November 8, 2012 Uncategorized  6 comments

There have been a number of books written detailing the best piece of advice a person ever received.

That advice ranged from always wearing clean underwear to never going on a date without cab fare home to visiting the ocean at least once a year.

I was lucky enough to have a very wise friend a long time ago.  He gave me a number of pieces of advice, ones that I find still find myself repeating, both to myself and others.

The best piece of advice he gave me was “We are, all of us, works in progress.”  It was a reminder that we were never done evolving, that even the best of us were not perfect, that we were truly a work in progress.

The next best was, “Nothing is wasted.”

Everything prepares us for the next thing.

Our lives are linear; we cannot get from one point to the next without passing through all the stages in between.

Nothing is wasted.  We learn from it, we gain insight and understanding, we develop scars to remind us of the lessons.

Every experience has value.

Nothing is wasted.

I think the best advice is advice that we use in our daily lives, advice that causes us to think, or shakes something loose in our minds, allowing us to see something familiar in a new way.

Sometimes the thing we see is ourselves.

Sometimes we are hesitant to give advice, even when we’re asked for it.

We have this sense that giving advice makes it seem that we believe ourselves to be experts, or that the person we’re giving the advice to is obliged to take it, which is untrue.

Sometimes advice is one of those things that you give as best you can, and then let go of, knowing that the person you’ve given it to might, or might not, follow it.

Sometimes what we would do is not what another person CAN do, for whatever reason.

On the other hand, being unwilling to give advice might do a larger disservice.

Maybe it will turn out to be the best advice someone else has heard, too.

6 comments to Advice

  • vanillamom  says:


    yes. Exactly so…we are works in progress. I’ve gotten more confident in my 50’s. I’ve done a lot of things, know a lot of oddball things, have a ton of weird skills.
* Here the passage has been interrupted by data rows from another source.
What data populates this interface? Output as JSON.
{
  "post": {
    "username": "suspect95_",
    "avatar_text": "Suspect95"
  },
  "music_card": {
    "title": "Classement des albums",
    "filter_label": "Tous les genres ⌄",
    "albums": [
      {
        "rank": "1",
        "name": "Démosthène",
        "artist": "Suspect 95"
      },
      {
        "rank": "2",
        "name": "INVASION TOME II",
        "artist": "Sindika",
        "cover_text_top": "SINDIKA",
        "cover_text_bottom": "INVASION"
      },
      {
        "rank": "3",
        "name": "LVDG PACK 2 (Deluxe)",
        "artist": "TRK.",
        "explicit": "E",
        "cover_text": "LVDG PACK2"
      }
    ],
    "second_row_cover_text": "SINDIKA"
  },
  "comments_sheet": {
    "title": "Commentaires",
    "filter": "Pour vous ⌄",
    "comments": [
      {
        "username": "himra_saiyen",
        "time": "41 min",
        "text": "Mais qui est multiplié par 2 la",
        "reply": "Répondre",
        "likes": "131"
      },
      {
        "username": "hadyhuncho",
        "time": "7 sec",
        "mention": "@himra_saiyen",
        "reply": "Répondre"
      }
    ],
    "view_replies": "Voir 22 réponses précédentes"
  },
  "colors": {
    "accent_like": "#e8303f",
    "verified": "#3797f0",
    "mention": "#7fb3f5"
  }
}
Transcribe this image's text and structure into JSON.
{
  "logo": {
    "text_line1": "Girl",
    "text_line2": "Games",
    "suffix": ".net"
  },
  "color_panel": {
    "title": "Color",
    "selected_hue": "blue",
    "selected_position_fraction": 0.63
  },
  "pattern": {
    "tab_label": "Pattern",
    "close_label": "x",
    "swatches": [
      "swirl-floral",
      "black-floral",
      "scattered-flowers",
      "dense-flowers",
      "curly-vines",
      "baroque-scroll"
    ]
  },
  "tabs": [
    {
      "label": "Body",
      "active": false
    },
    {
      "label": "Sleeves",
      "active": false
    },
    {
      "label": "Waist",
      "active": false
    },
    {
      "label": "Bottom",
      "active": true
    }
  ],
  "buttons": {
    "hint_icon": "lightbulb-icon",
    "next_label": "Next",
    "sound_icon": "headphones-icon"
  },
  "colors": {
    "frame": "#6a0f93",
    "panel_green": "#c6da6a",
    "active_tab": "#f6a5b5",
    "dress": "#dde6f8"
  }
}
Everything we go through…is a foundation for what may come later. I used to moan about having a “differently abled” child (why? why us?) Which became “how can we make this work”. Which became, “can we do this again”…and so on. (I now have 4 kids!) I worry sometimes about (my spouse, specifically) making things too easy for my kids…because in the struggle is growth.

    Great, thought provoking post today. (and I’m behind on reading here again. However, the painting is done in my work room and it’s almost all put back together again!)


    • MsConstanceExplains  says:

      It’s funny that as little as we like it, the hardest experiences are usually the ones that teach us the most about ourselves and others.

      My dining room is NOT put back together again, though it will be in a few days, drew will bring back more of the guts of the cabinet and there will be shelves and drawers, if not doors to the piece yet, but that will be ok. It’s kind of nice to get all the dishes washed and sort of gathered – set of china, Christmas pieces, silver, etc. – and then figure out where all of it should go.

      Driving to and from Western Kentucky this weekend I kept hearing “Come, Ye Thankful People Come,” in my head. Harvest is done, winter is coming, and it’s time to draw in and cozy up, which is my plan for this winter.

      • vanillamom  says:

        🙂 This is part of why I like you so much, Ms. Constance. I love that hymn, despite my pagan lifestyle…and that is exactly where I am just now, all gathered in and ready to hunker down for winter. The nest is warm and cozy and (blessedly) DONE…with the exception of a wee bit of cleaning that got neglected in the frenzy of remodeling…I am emotionally prepared for the long and dark winter ahead.


  • Wordwytch  says:

    Nodding my head at this end of the universe.

    • MsConstanceExplains  says:

      It’s funny the advice you hear that sticks with you. An English teacher told me once that the older she got, the longer the days were and the shorter the weeks, and I think how true that is often.

      • Wordwytch  says:

        I understand that one. My favorites are: Bite your mad spot, Proper Planning Prevents Piss Poor Performance and don’t ask questions you don’t want the answers for.

Leave a reply Cancel reply

You may use these HTML tags and attributes: <a href="" title=""> <abbr title=""> <acronym title=""> <b> <blockquote cite=""> <cite> <code> <del datetime=""> <em> <i> <q cite=""> <s> <strike> <strong>